Today, I got into a little discussion with a teammate about testing contracts of methods: should we check for null in every public method?
I was against it, and he was for it.
The simple reasons to do it are, first, that it makes your code more defensive. You fail explicitly instead of failing implicitly when the code tries to dereference the null object. Another argument was that given 20 callers of an interface, it’s easier to test in the interface for the precondition than to test each and every one of the callers. And, of course, that it is better API implementation, and that even if a class isn’t part of one’s public API now it might very well become part of it in the future, so why not add the tests now?
I’ll tackle these all. First, I have to agree that some null checks are required, at the boundaries of your system. I believe a system should have a paranoid barrier, before it everything is as suspect as someone going on a bus with a heavy coat on a hot day – that’s just waiting to blow. Once you’ve passed the barrier you know things are secure and no longer need to be paranoid.
So yes, some null checks are of course required.
But, because we want our API to be user-friendly and error-proof does that mean we need to make every public method in our code paranoid just in case it will become part of the public API at some point? 5 letters: YAGNI! :)
The interesting part is the testing of the callers. I agree, if we have to write the test 20 times for each caller, it will get tedious. But we don’t write the same thing twice, do we? As good old J.B Rainsberger teaches, what we actually need are collaboration tests. Each of the callers collaborate with the interface. And so, we create a collaboration test that makes sure the user is using the interface according to the contract. These are usually abstract tests that require us to create derivatives that implement a factory method for creating the calling class. This way we write the tests only once and make explicit the interface and contract, even in dynamic language.

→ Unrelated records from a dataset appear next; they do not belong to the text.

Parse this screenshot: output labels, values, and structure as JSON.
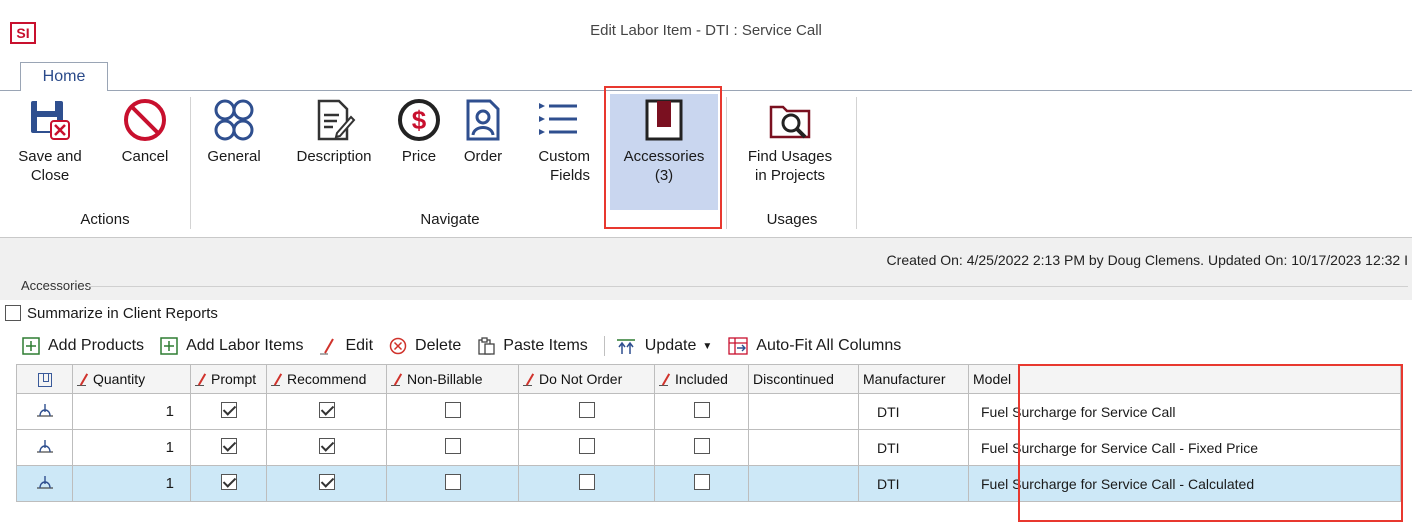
{
  "window": {
    "app_logo": "SI",
    "title": "Edit Labor Item - DTI : Service Call"
  },
  "tabs": [
    {
      "label": "Home"
    }
  ],
  "ribbon": {
    "actions": {
      "group": "Actions",
      "save": "Save and\nClose",
      "cancel": "Cancel"
    },
    "navigate": {
      "group": "Navigate",
      "general": "General",
      "description": "Description",
      "price": "Price",
      "order": "Order",
      "custom_fields": "Custom\nFields",
      "accessories": "Accessories\n(3)"
    },
    "usages": {
      "group": "Usages",
      "find_usages": "Find Usages\nin Projects"
    }
  },
  "created_info": "Created On: 4/25/2022 2:13 PM by Doug Clemens. Updated On: 10/17/2023 12:32 I",
  "accessories_section": {
    "label": "Accessories",
    "summarize_label": "Summarize in Client Reports",
    "summarize_checked": false
  },
  "toolbar": {
    "add_products": "Add Products",
    "add_labor": "Add Labor Items",
    "edit": "Edit",
    "delete": "Delete",
    "paste": "Paste Items",
    "update": "Update",
    "autofit": "Auto-Fit All Columns"
  },
  "grid": {
    "columns": [
      "",
      "Quantity",
      "Prompt",
      "Recommend",
      "Non-Billable",
      "Do Not Order",
      "Included",
      "Discontinued",
      "Manufacturer",
      "Model"
    ],
    "rows": [
      {
        "quantity": "1",
        "prompt": true,
        "recommend": true,
        "non_billable": false,
        "do_not_order": false,
        "included": false,
        "discontinued": "",
        "manufacturer": "DTI",
        "model": "Fuel Surcharge for Service Call"
      },
      {
        "quantity": "1",
        "prompt": true,
        "recommend": true,
        "non_billable": false,
        "do_not_order": false,
        "included": false,
        "discontinued": "",
        "manufacturer": "DTI",
        "model": "Fuel Surcharge for Service Call - Fixed Price"
      },
      {
        "quantity": "1",
        "prompt": true,
        "recommend": true,
        "non_billable": false,
        "do_not_order": false,
        "included": false,
        "discontinued": "",
        "manufacturer": "DTI",
        "model": "Fuel Surcharge for Service Call - Calculated"
      }
    ]
  },
  "colors": {
    "accent_blue": "#2f4f8f",
    "highlight_red": "#e8382f",
    "selected_row": "#cde8f7",
    "ribbon_selected": "#c9d6ef"
  }
}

In general, this is a powerful solution, that solves a basic problem with defensive programming. Say we do test for nullity wherever possible, what do we do then? Our system is likely to crash or throw an exception any way, since what is the interface to do? Obviously something is wrong if we were called in a way that doesn’t match the contract, so is the hassle worth it? I think testing for nullity everywhere is a thing of the past, especially once you adopt dynamic programming and get used to the fact that most of the times you can’t even be sure the object you’ve got will answer the methods you’re about to use, so what difference does a null check make?
So let’s write some awesome collaboration tests tests and get cracking!